[[ Material shown, beginning ]]
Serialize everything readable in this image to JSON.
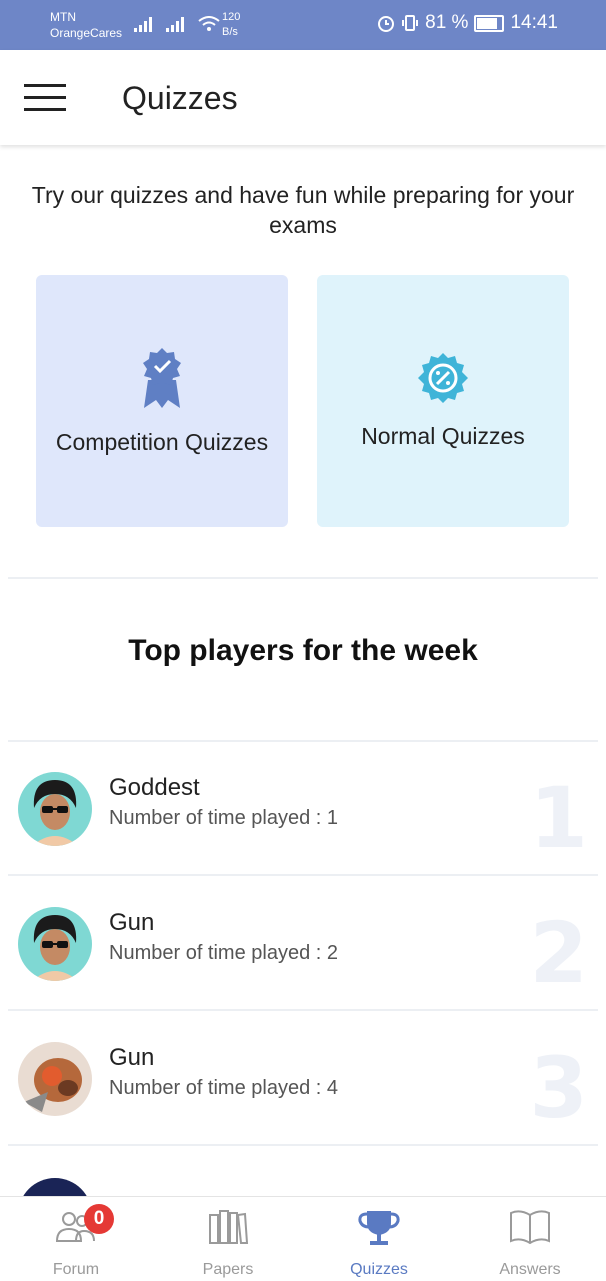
{
  "status_bar": {
    "carrier1": "MTN",
    "carrier2": "OrangeCares",
    "speed": "120",
    "speed_unit": "B/s",
    "battery": "81 %",
    "time": "14:41"
  },
  "app_bar": {
    "title": "Quizzes",
    "menu_icon": "hamburger-icon"
  },
  "intro_text": "Try our quizzes and have fun while preparing for your exams",
  "cards": [
    {
      "label": "Competition Quizzes",
      "icon": "award-ribbon-icon",
      "color": "#dfe7fb"
    },
    {
      "label": "Normal  Quizzes",
      "icon": "percent-badge-icon",
      "color": "#dff3fb"
    }
  ],
  "top_players": {
    "title": "Top players for the week",
    "players": [
      {
        "name": "Goddest",
        "count_text": "Number of time played : 1",
        "rank": "1"
      },
      {
        "name": "Gun",
        "count_text": "Number of time played : 2",
        "rank": "2"
      },
      {
        "name": "Gun",
        "count_text": "Number of time played : 4",
        "rank": "3"
      }
    ]
  },
  "bottom_nav": {
    "items": [
      {
        "label": "Forum",
        "icon": "people-icon",
        "badge": "0"
      },
      {
        "label": "Papers",
        "icon": "books-icon"
      },
      {
        "label": "Quizzes",
        "icon": "trophy-icon",
        "active": true
      },
      {
        "label": "Answers",
        "icon": "open-book-icon"
      }
    ]
  },
  "colors": {
    "status_bar": "#6e86c7",
    "accent": "#5a7ac2",
    "badge": "#e53935",
    "card_icon": "#5f7fc4",
    "card_icon_blue": "#3fb4d8"
  }
}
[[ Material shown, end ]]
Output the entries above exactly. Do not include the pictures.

Serialize everything readable in this image to JSON.
{
  "status_bar": {
    "carrier1": "MTN",
    "carrier2": "OrangeCares",
    "speed": "120",
    "speed_unit": "B/s",
    "battery": "81 %",
    "time": "14:41"
  },
  "app_bar": {
    "title": "Quizzes",
    "menu_icon": "hamburger-icon"
  },
  "intro_text": "Try our quizzes and have fun while preparing for your exams",
  "cards": [
    {
      "label": "Competition Quizzes",
      "icon": "award-ribbon-icon",
      "color": "#dfe7fb"
    },
    {
      "label": "Normal  Quizzes",
      "icon": "percent-badge-icon",
      "color": "#dff3fb"
    }
  ],
  "top_players": {
    "title": "Top players for the week",
    "players": [
      {
        "name": "Goddest",
        "count_text": "Number of time played : 1",
        "rank": "1"
      },
      {
        "name": "Gun",
        "count_text": "Number of time played : 2",
        "rank": "2"
      },
      {
        "name": "Gun",
        "count_text": "Number of time played : 4",
        "rank": "3"
      }
    ]
  },
  "bottom_nav": {
    "items": [
      {
        "label": "Forum",
        "icon": "people-icon",
        "badge": "0"
      },
      {
        "label": "Papers",
        "icon": "books-icon"
      },
      {
        "label": "Quizzes",
        "icon": "trophy-icon",
        "active": true
      },
      {
        "label": "Answers",
        "icon": "open-book-icon"
      }
    ]
  },
  "colors": {
    "status_bar": "#6e86c7",
    "accent": "#5a7ac2",
    "badge": "#e53935",
    "card_icon": "#5f7fc4",
    "card_icon_blue": "#3fb4d8"
  }
}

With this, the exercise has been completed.